  • The evidence and studies he cites




  • Do you think that Sander and Taylor want to eliminate all affirmative action programs or are they arguing for reform?


  • Proposition 209, passed in 1996 by statewide referendum, ended racial preferences in college and university admissions in California. According to Sander and Taylor, what effect did Proposition 209 have on graduation rates for black and Hispanic students? Why? How does Kidder respond to this argument? Which of the two arguments makes the most sense? Why?
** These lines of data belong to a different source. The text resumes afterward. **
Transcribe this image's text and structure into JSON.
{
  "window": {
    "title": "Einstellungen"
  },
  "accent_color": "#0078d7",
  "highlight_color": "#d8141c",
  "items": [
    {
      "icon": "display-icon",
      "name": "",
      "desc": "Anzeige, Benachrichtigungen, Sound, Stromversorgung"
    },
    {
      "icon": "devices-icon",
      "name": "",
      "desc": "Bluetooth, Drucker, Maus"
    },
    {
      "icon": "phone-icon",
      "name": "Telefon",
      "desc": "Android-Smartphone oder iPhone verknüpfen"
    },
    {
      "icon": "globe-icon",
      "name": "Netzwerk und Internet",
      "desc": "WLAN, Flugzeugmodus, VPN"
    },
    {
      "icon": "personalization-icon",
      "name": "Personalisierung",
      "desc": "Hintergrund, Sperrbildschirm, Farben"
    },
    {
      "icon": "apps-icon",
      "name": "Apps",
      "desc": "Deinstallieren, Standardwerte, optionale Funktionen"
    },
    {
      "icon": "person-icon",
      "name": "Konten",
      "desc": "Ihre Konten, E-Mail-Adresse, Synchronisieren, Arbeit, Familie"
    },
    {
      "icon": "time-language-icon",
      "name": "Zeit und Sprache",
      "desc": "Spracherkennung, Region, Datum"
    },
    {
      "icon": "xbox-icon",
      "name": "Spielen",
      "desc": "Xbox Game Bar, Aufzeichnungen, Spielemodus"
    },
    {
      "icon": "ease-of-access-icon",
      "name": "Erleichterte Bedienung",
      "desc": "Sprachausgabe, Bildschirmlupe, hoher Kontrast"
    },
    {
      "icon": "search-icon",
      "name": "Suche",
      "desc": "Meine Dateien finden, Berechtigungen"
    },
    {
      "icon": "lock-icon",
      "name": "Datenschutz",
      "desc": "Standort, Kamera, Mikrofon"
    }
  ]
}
  • One possible criticism of Sander and Taylor is that their argument ignores the reasons that affirmative action programs were implemented in the first place. Do they seem to take account of forces such past-in-present discrimination? Do they take adequate account of the context of race and ethnic relations in the United States?


  • How does Kidder argue against Sander and Taylor? How does he build his case and    what evidence does he cite? Does his point of view seem more anchored in social science research? Why?


  • Even if mismatch is a problem, is this a reason to end Affirmative Action? Are there ways to reduce “mismatch” and improve the performance of less-well-qualified students? Are selective universities obligated to implement such programs? Why or why not?


  • Ultimately, given the material presented in the chapter and considering both sides of the mismatch argument, do you believe that affirmative action has a role to play in university admissions? Do you agree with the Supreme Court decision in Fisher v. University of Texas (cited in Chapter 5)? Why or why not?